Regulation of miRNA transcription in macrophages in response to Candida albicans

Claire E. Monk, Gyoergy Hutvagner, J. Simon C. Arthur

    Research output: Contribution to journalArticlepeer-review

    107 Citations (Scopus)


    Macrophages detect pathogens via pattern recognition receptors (PRRs), which trigger several intracellular signaling cascades including the MAPK and NFkB pathways. These in turn mediate the up-regulation of pro-inflammatory cytokines that are essential to combat the pathogen. However as the over-production of pro-inflammatory cytokines results in tissue damage or septic shock, precise control of these signaling pathways is essential and achieved via the induction of multiple negative feedback mechanisms. miRNAs are small regulatory RNAs that are able to affect protein expression, via the regulation of either mRNA stability or translation. Up-regulation of specific miRNAs could have the potential to modulate PRR signaling, as has been shown for both miR-146 and miR-155. Here we have analysed which miRNAs are up-regulated in mouse macrophages in response to the fungal pathogen heat killed Candida albicans and compared the profile to that obtained with the TLR4 ligand LPS. We found that in addition to miR-146 and miR-155, both Candida albicans and LPS were also able to up-regulate miR-455 and miR-125a. Analysis of the signaling pathways required showed that NFkB was necessary for the transcription of all 4 pri-miRNAs, while the ERK1/2 and p38 MAPK pathways were also required for pri-miR-125a transcription. In addition the anti-inflammatory cytokine IL-10 was found to be able to induce miR-146a and b, but inhibited miR-155 induction. These results suggest that miR-455, miR-125, miR-146 and miR-155 may play important roles in regulating macrophage function following PRR stimulation.

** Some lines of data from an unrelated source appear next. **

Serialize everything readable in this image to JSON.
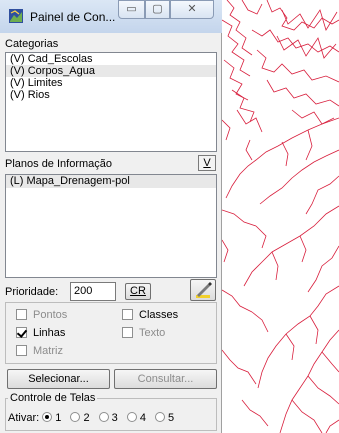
{
  "window": {
    "title": "Painel de Con..."
  },
  "categorias": {
    "label": "Categorias",
    "items": [
      "(V) Cad_Escolas",
      "(V) Corpos_Agua",
      "(V) Limites",
      "(V) Rios"
    ]
  },
  "planos": {
    "label": "Planos de Informação",
    "v_button": "V",
    "items": [
      "(L) Mapa_Drenagem-pol"
    ]
  },
  "prioridade": {
    "label": "Prioridade:",
    "value": "200",
    "cr_button": "CR"
  },
  "options": {
    "pontos": {
      "label": "Pontos",
      "checked": false
    },
    "classes": {
      "label": "Classes",
      "checked": false
    },
    "linhas": {
      "label": "Linhas",
      "checked": true
    },
    "texto": {
      "label": "Texto",
      "checked": false
    },
    "matriz": {
      "label": "Matriz",
      "checked": false
    }
  },
  "actions": {
    "selecionar": "Selecionar...",
    "consultar": "Consultar..."
  },
  "controle": {
    "label": "Controle de Telas",
    "ativar_label": "Ativar:",
    "options": [
      "1",
      "2",
      "3",
      "4",
      "5"
    ],
    "selected": "1"
  },
  "colors": {
    "map_lines": "#d81e3c",
    "titlebar": "#c4d5ec"
  }
}
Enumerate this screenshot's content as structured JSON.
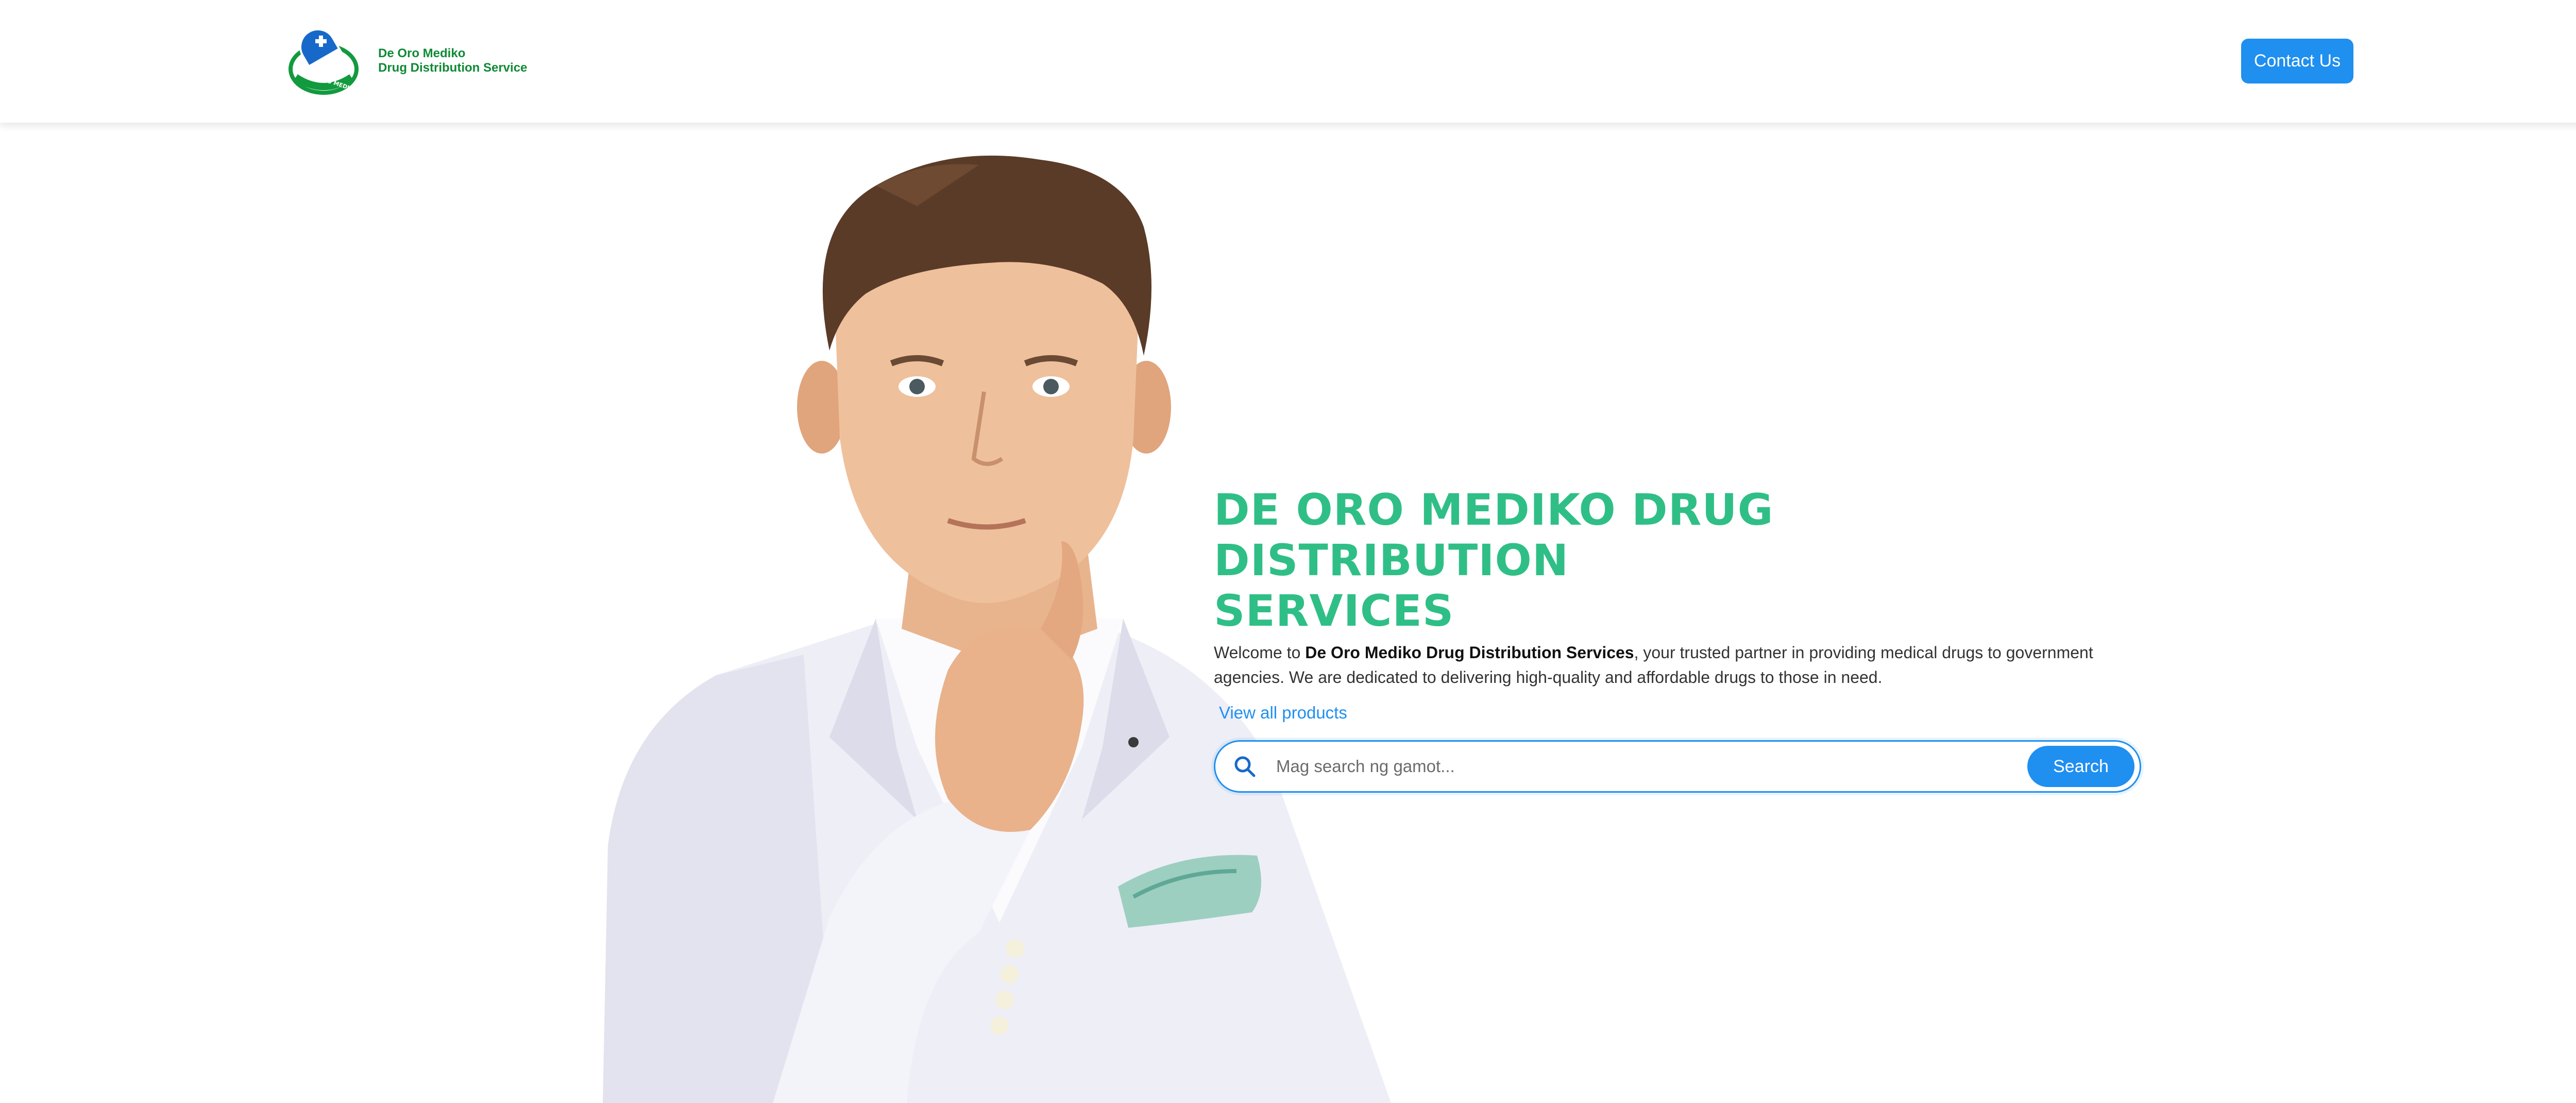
{
  "navbar": {
    "brand_line1": "De Oro Mediko",
    "brand_line2": "Drug Distribution Service",
    "logo_badge_text": "DE ORO MEDIKO",
    "contact_label": "Contact Us"
  },
  "hero": {
    "title": "DE ORO MEDIKO DRUG DISTRIBUTION SERVICES",
    "desc_prefix": "Welcome to ",
    "desc_bold": "De Oro Mediko Drug Distribution Services",
    "desc_suffix": ", your trusted partner in providing medical drugs to government agencies. We are dedicated to delivering high-quality and affordable drugs to those in need.",
    "view_all_label": "View all products",
    "image_subject": "man in white blazer, hand on chin"
  },
  "search": {
    "placeholder": "Mag search ng gamot...",
    "value": "",
    "button_label": "Search"
  },
  "colors": {
    "brand_green": "#0f8a36",
    "title_green": "#2fbf86",
    "accent_blue": "#1f8ff0",
    "logo_blue": "#1769c9"
  },
  "icons": {
    "logo": "pill-cross-logo",
    "search": "search-icon"
  }
}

    Original languageEnglish
    Article numbere13669
    Pages (from-to)-
    Number of pages12
    JournalPLoS ONE
    Issue number10
    Publication statusPublished - 27 Oct 2010


    Dive into the research topics of 'Regulation of miRNA transcription in macrophages in response to Candida albicans'. Together they form a unique fingerprint.

    Cite this